SAN FRANCISCO (KCBS)— An online petition is circulating by a non-profit organization urging California regulators to put an end to food and beverage companies from bottling the state’s water supply and selling it for profit during the historic drought.
CourageCampaign.org is specifically calling out Nestlé, a multinational company, and claims the company extracts water for its Arrowhead and Pure Life brands.
Several other major beverage companies, including Pepsi and Coca-Cola, bottle California water to sell for profit.
“We’re using this moment and Nestlé to organize opposition to certainly any sort of ground water in California being bottled for sale. [It] just doesn’t make any sense in this drought,” said Eddy Kurtz executive director of CourageCampaign.org.
State Water Resources Control Board chair Felicia Marcus warns against pulling the plug on bottled water, even though she agrees that there are reasons that bottled water is problematic.
She points out that bottled water is useful for the communities that don’t have tap water available to drink.
“There are environmental waste reasons. There’s the fact that tap water meets stricter standards in some ways and mostly you have a lot of communities that are paying for water out the tap and drinking bottled water because of marketing, when the water from the tap is perfectly fine,” Marcus said.
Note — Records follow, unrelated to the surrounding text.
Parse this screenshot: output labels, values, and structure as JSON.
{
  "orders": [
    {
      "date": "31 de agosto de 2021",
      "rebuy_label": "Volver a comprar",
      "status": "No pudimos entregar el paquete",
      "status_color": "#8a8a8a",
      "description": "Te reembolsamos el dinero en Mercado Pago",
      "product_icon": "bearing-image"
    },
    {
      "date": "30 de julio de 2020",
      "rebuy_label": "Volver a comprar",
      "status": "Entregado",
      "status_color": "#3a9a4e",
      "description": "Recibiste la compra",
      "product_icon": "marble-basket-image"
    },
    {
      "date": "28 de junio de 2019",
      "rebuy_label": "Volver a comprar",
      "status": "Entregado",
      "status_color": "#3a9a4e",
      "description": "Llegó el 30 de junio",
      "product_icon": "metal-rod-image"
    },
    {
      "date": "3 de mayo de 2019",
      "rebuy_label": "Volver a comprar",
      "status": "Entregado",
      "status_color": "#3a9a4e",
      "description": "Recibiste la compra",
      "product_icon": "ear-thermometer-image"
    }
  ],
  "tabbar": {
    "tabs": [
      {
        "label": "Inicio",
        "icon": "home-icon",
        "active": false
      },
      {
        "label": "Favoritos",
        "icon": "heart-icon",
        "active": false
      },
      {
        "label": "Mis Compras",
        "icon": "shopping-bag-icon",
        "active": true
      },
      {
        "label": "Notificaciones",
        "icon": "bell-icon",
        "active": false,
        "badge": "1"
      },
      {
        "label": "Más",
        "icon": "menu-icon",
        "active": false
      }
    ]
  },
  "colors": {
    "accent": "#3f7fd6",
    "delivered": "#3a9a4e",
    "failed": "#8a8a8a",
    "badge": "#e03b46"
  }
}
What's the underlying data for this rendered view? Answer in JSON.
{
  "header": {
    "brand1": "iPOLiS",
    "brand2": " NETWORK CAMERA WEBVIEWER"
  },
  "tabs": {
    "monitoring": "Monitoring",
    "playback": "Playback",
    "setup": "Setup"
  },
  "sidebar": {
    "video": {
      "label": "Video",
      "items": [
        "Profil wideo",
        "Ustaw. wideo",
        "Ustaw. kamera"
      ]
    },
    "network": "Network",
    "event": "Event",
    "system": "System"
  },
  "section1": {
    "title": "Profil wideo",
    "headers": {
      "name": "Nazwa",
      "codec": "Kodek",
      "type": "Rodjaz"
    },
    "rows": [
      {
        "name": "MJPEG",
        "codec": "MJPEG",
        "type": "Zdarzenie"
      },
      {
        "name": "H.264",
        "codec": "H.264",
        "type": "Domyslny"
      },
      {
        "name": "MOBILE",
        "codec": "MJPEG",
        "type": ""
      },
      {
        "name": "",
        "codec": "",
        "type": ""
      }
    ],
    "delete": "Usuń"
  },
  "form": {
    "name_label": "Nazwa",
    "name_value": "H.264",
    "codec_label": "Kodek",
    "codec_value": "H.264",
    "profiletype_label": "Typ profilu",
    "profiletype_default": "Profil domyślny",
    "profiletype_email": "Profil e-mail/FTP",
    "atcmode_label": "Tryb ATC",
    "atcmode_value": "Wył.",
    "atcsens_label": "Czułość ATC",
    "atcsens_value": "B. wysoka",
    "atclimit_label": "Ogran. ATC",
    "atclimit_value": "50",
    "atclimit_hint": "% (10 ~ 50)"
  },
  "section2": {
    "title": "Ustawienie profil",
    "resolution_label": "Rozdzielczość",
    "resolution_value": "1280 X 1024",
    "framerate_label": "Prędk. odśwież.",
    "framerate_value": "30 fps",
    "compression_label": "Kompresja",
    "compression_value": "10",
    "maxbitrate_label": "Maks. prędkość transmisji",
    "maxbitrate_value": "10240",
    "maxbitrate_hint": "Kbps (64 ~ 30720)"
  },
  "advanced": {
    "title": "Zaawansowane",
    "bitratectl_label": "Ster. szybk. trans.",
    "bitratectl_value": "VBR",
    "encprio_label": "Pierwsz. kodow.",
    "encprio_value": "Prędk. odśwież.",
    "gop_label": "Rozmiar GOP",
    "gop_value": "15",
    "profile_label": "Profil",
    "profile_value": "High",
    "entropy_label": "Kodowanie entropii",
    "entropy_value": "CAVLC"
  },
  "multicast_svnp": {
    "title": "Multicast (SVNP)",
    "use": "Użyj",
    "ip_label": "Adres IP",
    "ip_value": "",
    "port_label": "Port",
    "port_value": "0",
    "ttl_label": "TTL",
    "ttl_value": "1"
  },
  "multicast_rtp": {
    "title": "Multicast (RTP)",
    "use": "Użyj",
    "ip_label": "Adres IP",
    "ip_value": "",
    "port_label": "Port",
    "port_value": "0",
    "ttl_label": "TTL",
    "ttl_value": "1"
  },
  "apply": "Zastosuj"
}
In an interview last year with KCBS, Peter Gleick with the Pacific Institute reminded us that consumer demands factor into these operations.
“The truth is we don’t have to buy bottled water. That’s a choice we make,” he said.
No one from Nestle was available for an interview on this story, but they did release a statement.
Nestle said its total water use in California last year was equivalent to the annual average watering needs of two golf courses and that it works with regulators to make sure its operations don’t significantly impact watersheds.
Representatives of the International Bottled Water Association assert that eliminating bottled water could actually increase water use if consumers turned to beverages that require more water in production.
“The California drought is a serious issue and we welcome a reasonable dialog about responsible water use in a drought,” said Chris Hogan of the International Bottled Water Association. “It is not in the best interest to discourage the consumption of this safe, healthy, and convenient product.”